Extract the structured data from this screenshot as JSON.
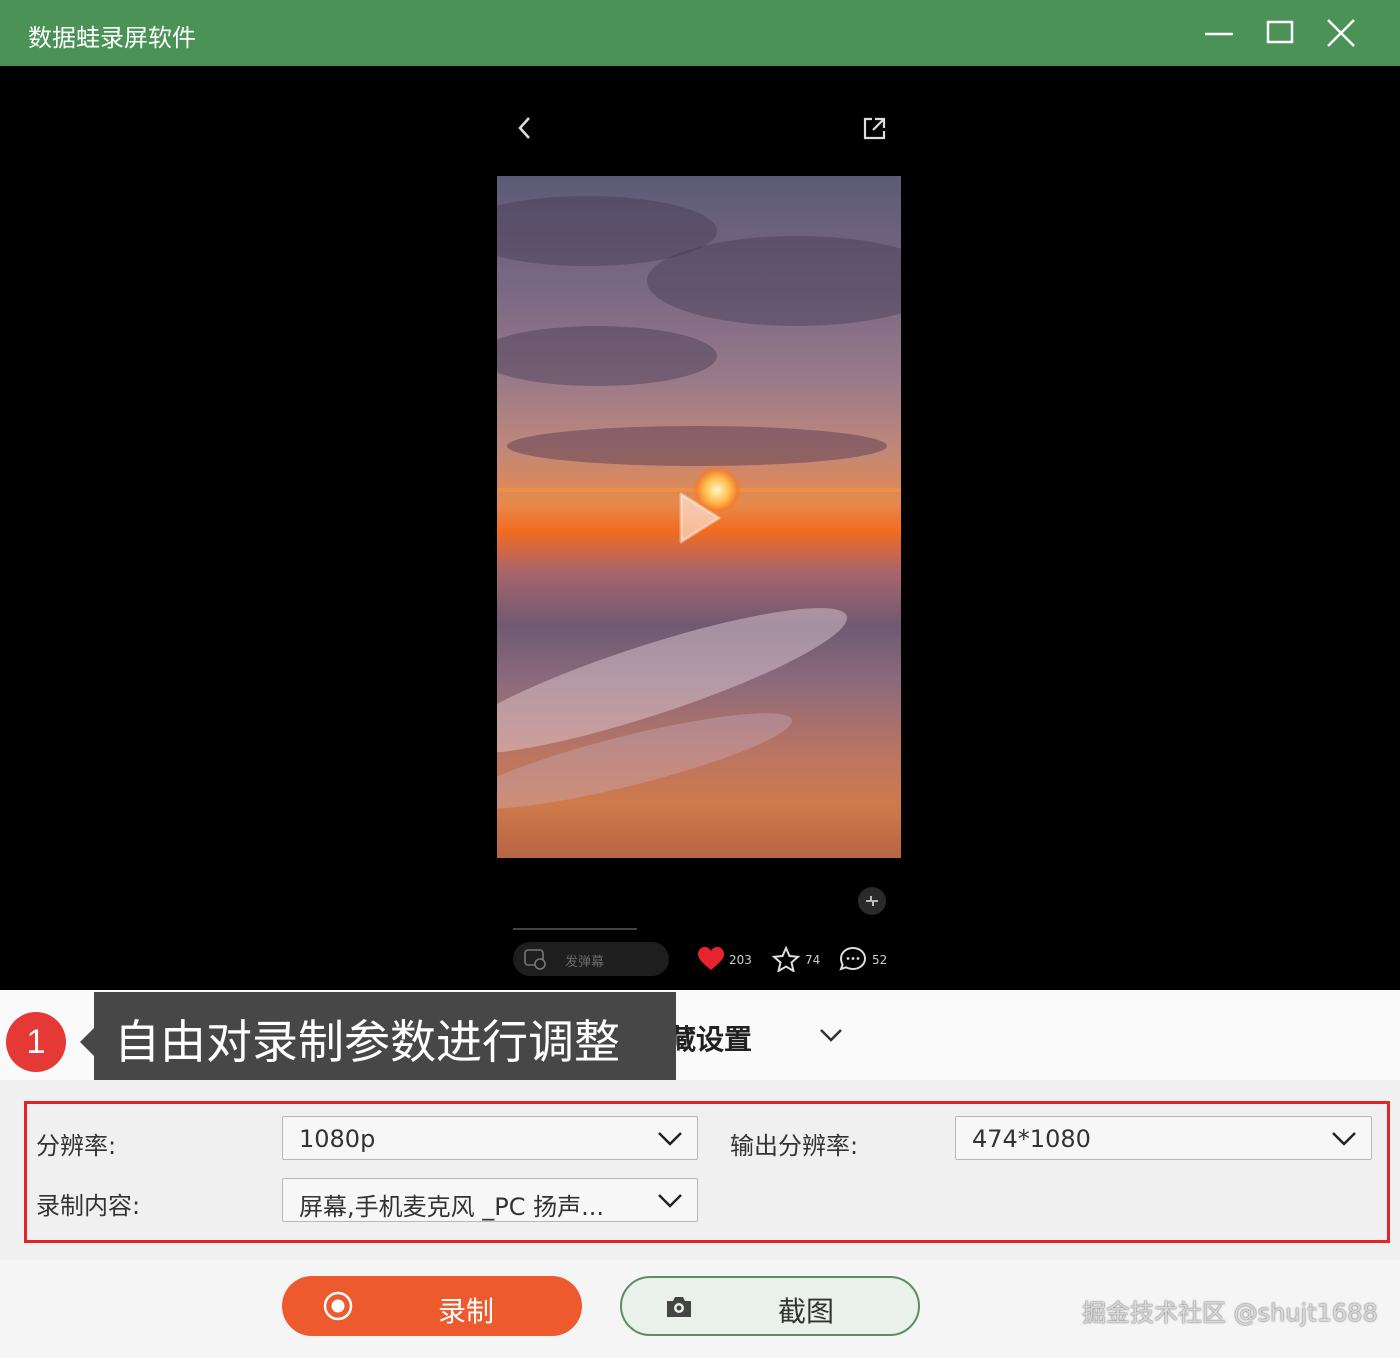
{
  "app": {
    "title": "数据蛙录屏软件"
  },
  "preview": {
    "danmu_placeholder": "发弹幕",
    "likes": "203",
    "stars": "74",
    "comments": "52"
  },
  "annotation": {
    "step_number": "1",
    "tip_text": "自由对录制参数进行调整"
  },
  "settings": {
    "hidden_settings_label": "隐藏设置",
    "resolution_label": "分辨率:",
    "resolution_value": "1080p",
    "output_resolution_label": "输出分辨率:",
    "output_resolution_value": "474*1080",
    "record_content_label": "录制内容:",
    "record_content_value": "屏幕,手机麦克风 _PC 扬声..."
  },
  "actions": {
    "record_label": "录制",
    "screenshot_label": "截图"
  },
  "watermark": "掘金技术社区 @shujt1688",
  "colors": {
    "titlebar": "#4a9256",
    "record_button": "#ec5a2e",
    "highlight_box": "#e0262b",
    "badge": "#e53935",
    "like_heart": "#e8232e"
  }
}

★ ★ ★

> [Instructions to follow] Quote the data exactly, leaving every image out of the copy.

> [The completed task]
Extract the structured data from this screenshot as JSON.
{
  "app": {
    "title": "数据蛙录屏软件"
  },
  "preview": {
    "danmu_placeholder": "发弹幕",
    "likes": "203",
    "stars": "74",
    "comments": "52"
  },
  "annotation": {
    "step_number": "1",
    "tip_text": "自由对录制参数进行调整"
  },
  "settings": {
    "hidden_settings_label": "隐藏设置",
    "resolution_label": "分辨率:",
    "resolution_value": "1080p",
    "output_resolution_label": "输出分辨率:",
    "output_resolution_value": "474*1080",
    "record_content_label": "录制内容:",
    "record_content_value": "屏幕,手机麦克风 _PC 扬声..."
  },
  "actions": {
    "record_label": "录制",
    "screenshot_label": "截图"
  },
  "watermark": "掘金技术社区 @shujt1688",
  "colors": {
    "titlebar": "#4a9256",
    "record_button": "#ec5a2e",
    "highlight_box": "#e0262b",
    "badge": "#e53935",
    "like_heart": "#e8232e"
  }
}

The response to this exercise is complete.